MALCOLM Turnbull delivered Bill Shorten a serious smackdown today as debate heated up on the Government's proposed social welfare reforms.
It seems the Prime Minister is sick of being called 'Mr Harbour-side Mansion'.
When the Opposition leader quizzed him on how many Australians would be worse off under the Government's proposed changes to family payments and push for corporate tax cuts, the PM cut lose.
He called Mr Shorten a "social-climbing" sycophant to Melbourne's billionaires and pointed out the former union leader had once noted the value of corporate tax cuts.
"There was never a union leader in Melbourne that tucked his knees under more billionaires' tables than the Leader of the Opposition - he lapped it up," Mr Turnbull said.
"He was such a sycophant, a social-climbing sycophant if ever there was one."
"He will say whatever suits his purpose from day to day - no consistency, no integrity," he continued.
"This sycophant, blowing hard in the House of Representatives, sucking hard in the living rooms of Melbourne - what a hypocrite."

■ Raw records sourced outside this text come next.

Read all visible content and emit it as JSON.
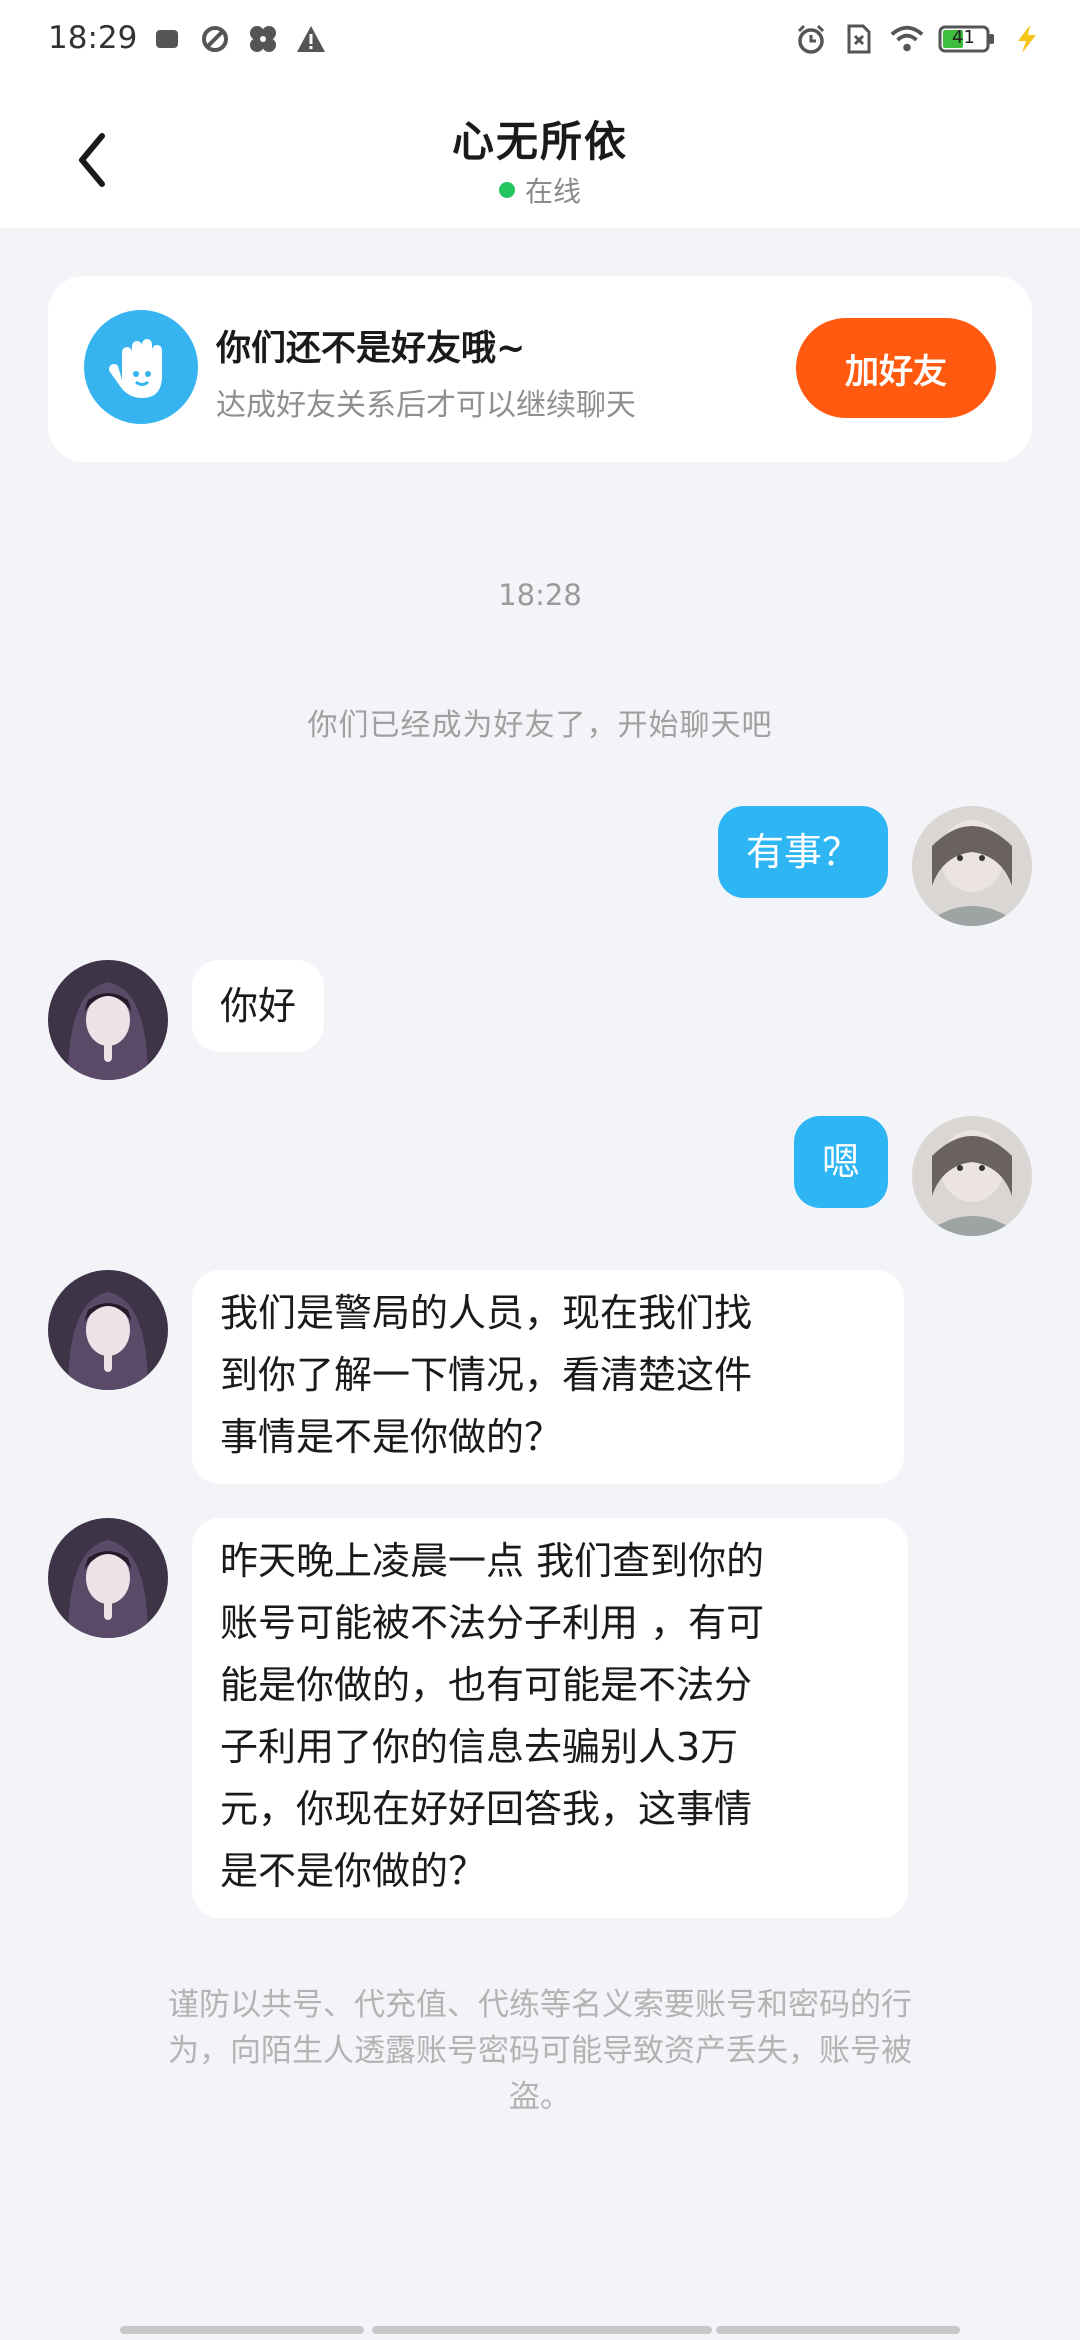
{
  "status_bar": {
    "time": "18:29",
    "battery": "41"
  },
  "header": {
    "title": "心无所依",
    "status": "在线"
  },
  "friend_notice": {
    "title": "你们还不是好友哦~",
    "subtitle": "达成好友关系后才可以继续聊天",
    "button": "加好友"
  },
  "chat": {
    "timestamp": "18:28",
    "system_message": "你们已经成为好友了，开始聊天吧",
    "messages": [
      {
        "side": "out",
        "text": "有事？"
      },
      {
        "side": "in",
        "text": "你好"
      },
      {
        "side": "out",
        "text": "嗯"
      },
      {
        "side": "in",
        "lines": [
          "我们是警局的人员，现在我们找",
          "到你了解一下情况，看清楚这件",
          "事情是不是你做的？"
        ]
      },
      {
        "side": "in",
        "lines": [
          "昨天晚上凌晨一点 我们查到你的",
          "账号可能被不法分子利用 ，有可",
          "能是你做的，也有可能是不法分",
          "子利用了你的信息去骗别人3万",
          "元，你现在好好回答我，这事情",
          "是不是你做的？"
        ]
      }
    ]
  },
  "warning": {
    "lines": [
      "谨防以共号、代充值、代练等名义索要账号和密码的行",
      "为，向陌生人透露账号密码可能导致资产丢失，账号被",
      "盗。"
    ]
  },
  "colors": {
    "accent_blue": "#2eb5f4",
    "add_button": "#ff5a10",
    "online_dot": "#22c55e",
    "background": "#f2f4f8"
  },
  "icons": [
    "notification-icon",
    "sync-icon",
    "fan-icon",
    "warning-icon",
    "alarm-icon",
    "no-sim-icon",
    "wifi-icon",
    "battery-icon",
    "charging-icon",
    "back-arrow-icon",
    "hand-wave-icon"
  ]
}
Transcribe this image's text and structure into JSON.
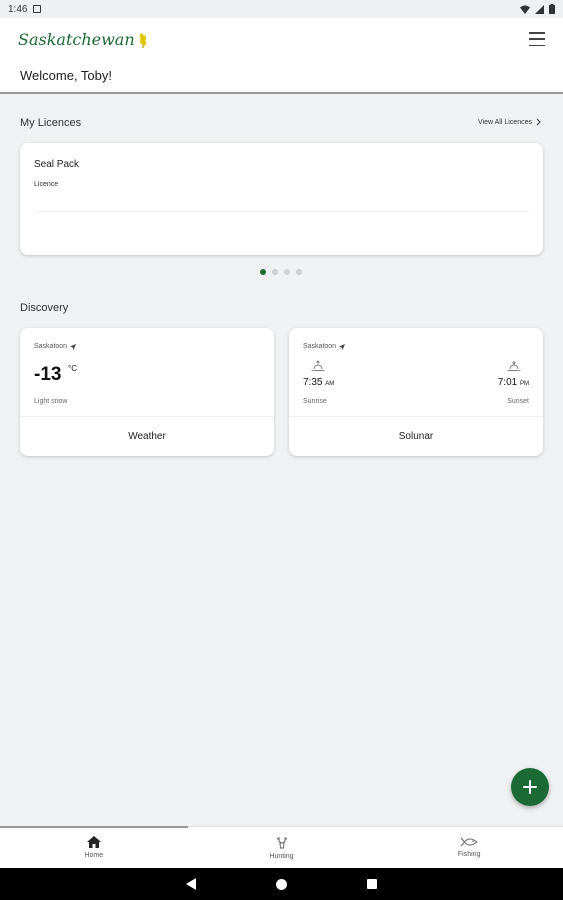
{
  "status_bar": {
    "time": "1:46"
  },
  "header": {
    "logo_text": "Saskatchewan",
    "welcome": "Welcome, Toby!"
  },
  "licences": {
    "section_title": "My Licences",
    "view_all": "View All Licences",
    "card": {
      "title": "Seal Pack",
      "subtitle": "Licence"
    },
    "pager": {
      "total": 4,
      "active": 0
    }
  },
  "discovery": {
    "section_title": "Discovery",
    "weather": {
      "location": "Saskatoon",
      "temperature": "-13",
      "unit": "°C",
      "condition": "Light snow",
      "label": "Weather"
    },
    "solunar": {
      "location": "Saskatoon",
      "sunrise_time": "7:35",
      "sunrise_ampm": "AM",
      "sunrise_label": "Sunrise",
      "sunset_time": "7:01",
      "sunset_ampm": "PM",
      "sunset_label": "Sunset",
      "label": "Solunar"
    }
  },
  "bottom_nav": {
    "items": [
      {
        "label": "Home"
      },
      {
        "label": "Hunting"
      },
      {
        "label": "Fishing"
      }
    ],
    "active": "Home"
  },
  "colors": {
    "brand_green": "#1b6a34",
    "background": "#f0f1f2"
  }
}
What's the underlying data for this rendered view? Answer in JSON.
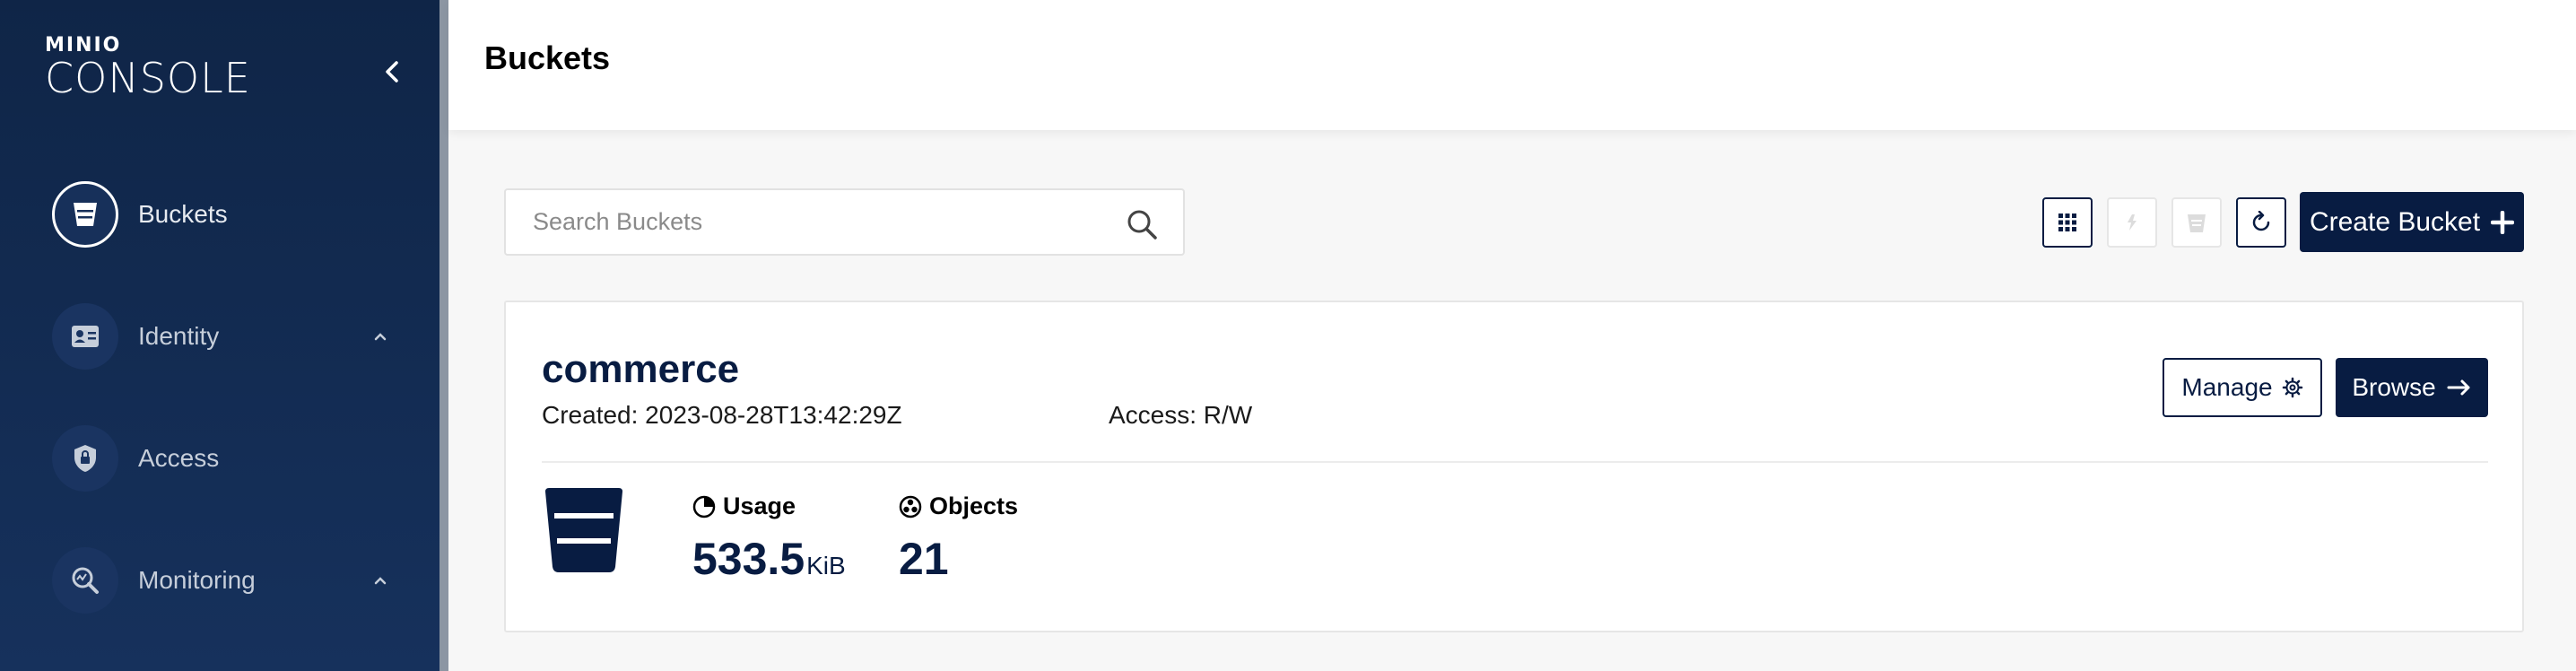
{
  "app": {
    "brand": "MINIO",
    "product": "CONSOLE"
  },
  "sidebar": {
    "collapse_icon": "chevron-left-icon",
    "items": [
      {
        "label": "Buckets",
        "icon": "bucket-icon",
        "active": true
      },
      {
        "label": "Identity",
        "icon": "id-card-icon",
        "expandable": true
      },
      {
        "label": "Access",
        "icon": "shield-lock-icon"
      },
      {
        "label": "Monitoring",
        "icon": "monitor-search-icon",
        "expandable": true
      }
    ]
  },
  "header": {
    "title": "Buckets"
  },
  "toolbar": {
    "search_placeholder": "Search Buckets",
    "create_label": "Create Bucket",
    "buttons": [
      {
        "icon": "grid-icon",
        "enabled": true
      },
      {
        "icon": "replication-icon",
        "enabled": false
      },
      {
        "icon": "delete-bucket-icon",
        "enabled": false
      },
      {
        "icon": "refresh-icon",
        "enabled": true
      }
    ]
  },
  "buckets": [
    {
      "name": "commerce",
      "created": "Created: 2023-08-28T13:42:29Z",
      "access": "Access: R/W",
      "manage_label": "Manage",
      "browse_label": "Browse",
      "usage_label": "Usage",
      "usage_value": "533.5",
      "usage_unit": "KiB",
      "objects_label": "Objects",
      "objects_value": "21"
    }
  ],
  "colors": {
    "sidebar_bg": "#0f2547",
    "primary": "#081c42",
    "page_bg": "#f7f7f7"
  }
}
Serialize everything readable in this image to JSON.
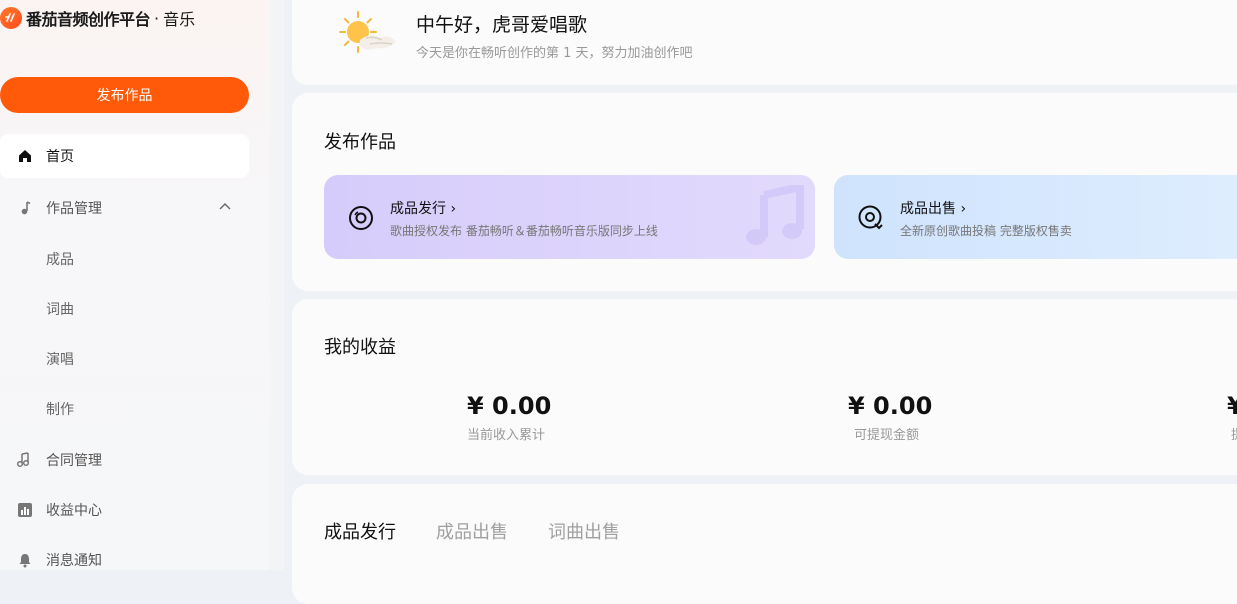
{
  "brand": {
    "title": "番茄音频创作平台",
    "dot": "·",
    "section": "音乐"
  },
  "sidebar": {
    "publish_button": "发布作品",
    "items": [
      {
        "label": "首页",
        "icon": "home-icon",
        "active": true
      },
      {
        "label": "作品管理",
        "icon": "music-note-icon",
        "expanded": true,
        "children": [
          "成品",
          "词曲",
          "演唱",
          "制作"
        ]
      },
      {
        "label": "合同管理",
        "icon": "contract-icon"
      },
      {
        "label": "收益中心",
        "icon": "bar-chart-icon"
      },
      {
        "label": "消息通知",
        "icon": "bell-icon"
      }
    ]
  },
  "greeting": {
    "title": "中午好，虎哥爱唱歌",
    "subtitle": "今天是你在畅听创作的第 1 天，努力加油创作吧"
  },
  "publish_section": {
    "title": "发布作品",
    "tiles": [
      {
        "title": "成品发行",
        "desc": "歌曲授权发布 番茄畅听＆番茄畅听音乐版同步上线",
        "icon": "disc-icon"
      },
      {
        "title": "成品出售",
        "desc": "全新原创歌曲投稿 完整版权售卖",
        "icon": "disc-sell-icon"
      }
    ]
  },
  "earnings": {
    "title": "我的收益",
    "items": [
      {
        "amount": "¥ 0.00",
        "label": "当前收入累计"
      },
      {
        "amount": "¥ 0.00",
        "label": "可提现金额"
      },
      {
        "amount": "¥",
        "label": "提"
      }
    ]
  },
  "tabs": [
    "成品发行",
    "成品出售",
    "词曲出售"
  ],
  "colors": {
    "accent": "#ff5a0a",
    "tile_purple": "#d6ccfb",
    "tile_blue": "#cfe3fd"
  }
}
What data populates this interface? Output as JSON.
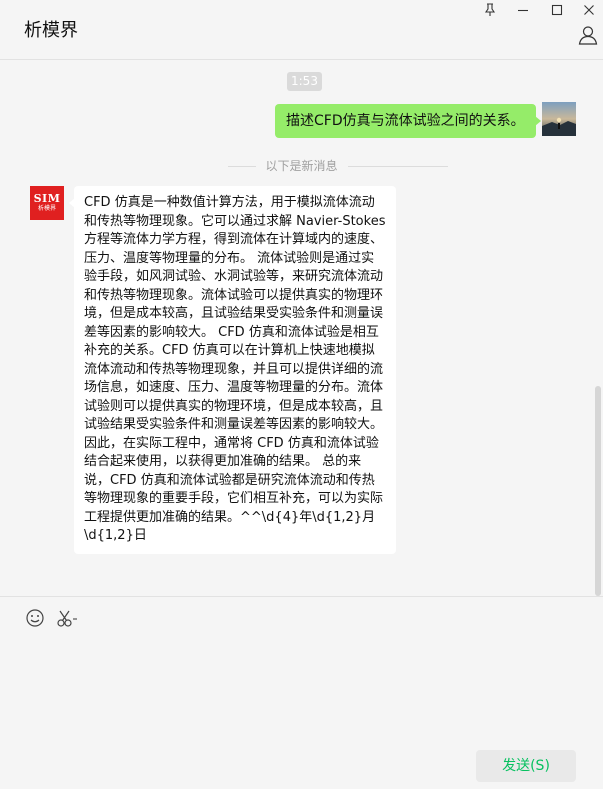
{
  "window": {
    "title": "析模界",
    "controls": [
      "pin-icon",
      "minimize-icon",
      "maximize-icon",
      "close-icon"
    ]
  },
  "header": {
    "user_icon": "user-icon"
  },
  "chat": {
    "time_badge": "1:53",
    "outgoing": {
      "text": "描述CFD仿真与流体试验之间的关系。",
      "bubble_color": "#95ec69"
    },
    "divider_text": "以下是新消息",
    "incoming": {
      "avatar_logo": "SIM",
      "avatar_sub": "析模界",
      "avatar_color": "#e02020",
      "text": "CFD 仿真是一种数值计算方法，用于模拟流体流动和传热等物理现象。它可以通过求解 Navier-Stokes 方程等流体力学方程，得到流体在计算域内的速度、压力、温度等物理量的分布。 流体试验则是通过实验手段，如风洞试验、水洞试验等，来研究流体流动和传热等物理现象。流体试验可以提供真实的物理环境，但是成本较高，且试验结果受实验条件和测量误差等因素的影响较大。 CFD 仿真和流体试验是相互补充的关系。CFD 仿真可以在计算机上快速地模拟流体流动和传热等物理现象，并且可以提供详细的流场信息，如速度、压力、温度等物理量的分布。流体试验则可以提供真实的物理环境，但是成本较高，且试验结果受实验条件和测量误差等因素的影响较大。因此，在实际工程中，通常将 CFD 仿真和流体试验结合起来使用，以获得更加准确的结果。 总的来说，CFD 仿真和流体试验都是研究流体流动和传热等物理现象的重要手段，它们相互补充，可以为实际工程提供更加准确的结果。^^\\d{4}年\\d{1,2}月\\d{1,2}日"
    }
  },
  "composer": {
    "tools": [
      "emoji-icon",
      "scissors-icon"
    ],
    "input_value": "",
    "send_label": "发送(S)",
    "send_color": "#07c160"
  }
}
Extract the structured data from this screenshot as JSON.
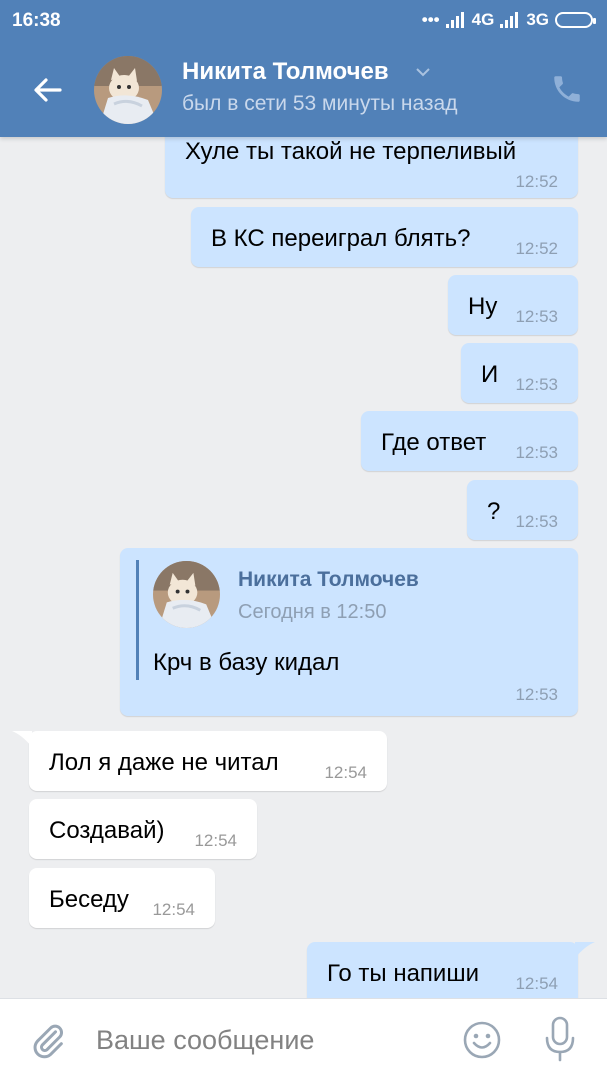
{
  "status": {
    "time": "16:38",
    "dots": "•••",
    "net1": "4G",
    "net2": "3G"
  },
  "header": {
    "name": "Никита Толмочев",
    "last_seen": "был в сети 53 минуты назад",
    "accent": "#5181b8"
  },
  "messages": [
    {
      "text": "Хуле ты такой не терпеливый",
      "time": "12:52",
      "dir": "out"
    },
    {
      "text": "В КС переиграл блять?",
      "time": "12:52",
      "dir": "out"
    },
    {
      "text": "Ну",
      "time": "12:53",
      "dir": "out"
    },
    {
      "text": "И",
      "time": "12:53",
      "dir": "out"
    },
    {
      "text": "Где ответ",
      "time": "12:53",
      "dir": "out"
    },
    {
      "text": "?",
      "time": "12:53",
      "dir": "out"
    },
    {
      "reply_name": "Никита Толмочев",
      "reply_date": "Сегодня в 12:50",
      "text": "Крч в базу кидал",
      "time": "12:53",
      "dir": "out"
    },
    {
      "text": "Лол я даже не читал",
      "time": "12:54",
      "dir": "in"
    },
    {
      "text": "Создавай)",
      "time": "12:54",
      "dir": "in"
    },
    {
      "text": "Беседу",
      "time": "12:54",
      "dir": "in"
    },
    {
      "text": "Го ты напиши",
      "time": "12:54",
      "dir": "out"
    }
  ],
  "input": {
    "placeholder": "Ваше сообщение"
  },
  "icons": {
    "back": "arrow-left-icon",
    "phone": "phone-icon",
    "attach": "paperclip-icon",
    "emoji": "smiley-icon",
    "mic": "microphone-icon"
  }
}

Earlier Mr Shorten accused the government of reaching into the pockets of a million Australian families, rather than the big end of town, to make budget savings.
He moved a motion condemning Mr Turnbull for "being so out of touch that his hopelessly divided government punishes family, pensioners, carers and new mums while giving $50 billion handout to business and big banks". A fired-up prime minister didn't hold back, using Mr Shorten's "Mr Harbourside Mansion" reference to accuse the Labor leader of being a parasite who enjoyed drinking champagne with the likes of billionaire Richard Pratt. "He likes harbourside mansions, he is yearning for one, he is yearning to get into Kirribilli House - because somebody else pays for it," he said. "Just like he loved knocking back Dick Pratt's Cristal and looked forward to living at the expense of the taxpayer, this man is a parasite and has no respect for the taxpayer."
"This sycophant, blowing hard in the House of Representatives, sucking hard in the living rooms of Melbourne, what a hypocrite," the prime minister said. At issue was an omnibus bill the government introduced to parliament earlier on Wednesday.
The omnibus bill included a host of reforms which would deliver $5.5 billion in savings to repair the budget, according to the Prime Minister's announcement this morning.
"The key to the dishonesty of today's legislation is they want to stand there and pat themselves on the back, they want a bunch of flowers, probably give themselves the afternoon off because they say 'We are proposing legislative change in child care," Mr Shorten said.
"But there truth is in the numbers," he said.
"They are reducing what they pay to Australian families by $2.7 billion ever the next four years."